Dataset rows describing interfaces
----

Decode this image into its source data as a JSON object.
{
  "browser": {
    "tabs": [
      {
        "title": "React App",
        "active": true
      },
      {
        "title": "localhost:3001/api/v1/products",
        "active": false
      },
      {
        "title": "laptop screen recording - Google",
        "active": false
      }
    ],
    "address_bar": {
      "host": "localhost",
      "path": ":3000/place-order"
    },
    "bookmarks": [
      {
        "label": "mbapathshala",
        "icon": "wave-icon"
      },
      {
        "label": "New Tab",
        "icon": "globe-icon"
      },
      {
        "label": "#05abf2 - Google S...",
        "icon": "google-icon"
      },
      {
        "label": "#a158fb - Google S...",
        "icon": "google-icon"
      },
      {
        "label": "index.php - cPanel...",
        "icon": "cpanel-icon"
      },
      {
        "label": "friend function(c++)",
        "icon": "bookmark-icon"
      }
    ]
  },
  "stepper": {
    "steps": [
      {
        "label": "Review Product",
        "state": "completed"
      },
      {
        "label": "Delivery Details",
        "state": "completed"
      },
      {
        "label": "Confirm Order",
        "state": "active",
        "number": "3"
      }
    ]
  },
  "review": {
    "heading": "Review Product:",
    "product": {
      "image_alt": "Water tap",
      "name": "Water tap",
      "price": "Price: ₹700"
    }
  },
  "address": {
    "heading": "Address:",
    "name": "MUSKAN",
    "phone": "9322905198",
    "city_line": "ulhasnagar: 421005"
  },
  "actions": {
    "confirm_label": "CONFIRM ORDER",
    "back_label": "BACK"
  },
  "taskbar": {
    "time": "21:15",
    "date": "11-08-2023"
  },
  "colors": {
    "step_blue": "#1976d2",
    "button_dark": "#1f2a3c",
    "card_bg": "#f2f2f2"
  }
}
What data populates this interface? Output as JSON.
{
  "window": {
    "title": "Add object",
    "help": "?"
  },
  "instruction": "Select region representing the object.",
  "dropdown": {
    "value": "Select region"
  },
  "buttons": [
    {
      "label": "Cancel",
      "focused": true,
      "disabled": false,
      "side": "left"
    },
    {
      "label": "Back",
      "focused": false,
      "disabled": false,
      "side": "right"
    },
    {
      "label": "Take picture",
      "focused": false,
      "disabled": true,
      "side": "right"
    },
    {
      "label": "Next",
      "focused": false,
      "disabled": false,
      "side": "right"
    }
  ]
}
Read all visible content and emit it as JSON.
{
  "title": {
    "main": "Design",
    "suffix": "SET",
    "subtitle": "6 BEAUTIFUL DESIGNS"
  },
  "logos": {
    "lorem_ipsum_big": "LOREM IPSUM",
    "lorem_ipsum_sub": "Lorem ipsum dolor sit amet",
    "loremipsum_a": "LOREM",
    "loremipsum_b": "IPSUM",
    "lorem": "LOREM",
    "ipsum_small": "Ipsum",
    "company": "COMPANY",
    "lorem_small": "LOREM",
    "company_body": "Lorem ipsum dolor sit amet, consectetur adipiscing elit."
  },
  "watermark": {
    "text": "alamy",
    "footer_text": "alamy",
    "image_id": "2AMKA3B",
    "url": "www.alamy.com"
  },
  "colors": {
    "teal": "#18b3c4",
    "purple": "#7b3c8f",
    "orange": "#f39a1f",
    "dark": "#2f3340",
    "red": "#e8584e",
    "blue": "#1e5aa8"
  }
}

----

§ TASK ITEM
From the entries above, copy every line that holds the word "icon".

§ YOUR SOLUTION
        "icon": "wave-icon"
        "icon": "globe-icon"
        "icon": "google-icon"
        "icon": "google-icon"
        "icon": "cpanel-icon"
        "icon": "bookmark-icon"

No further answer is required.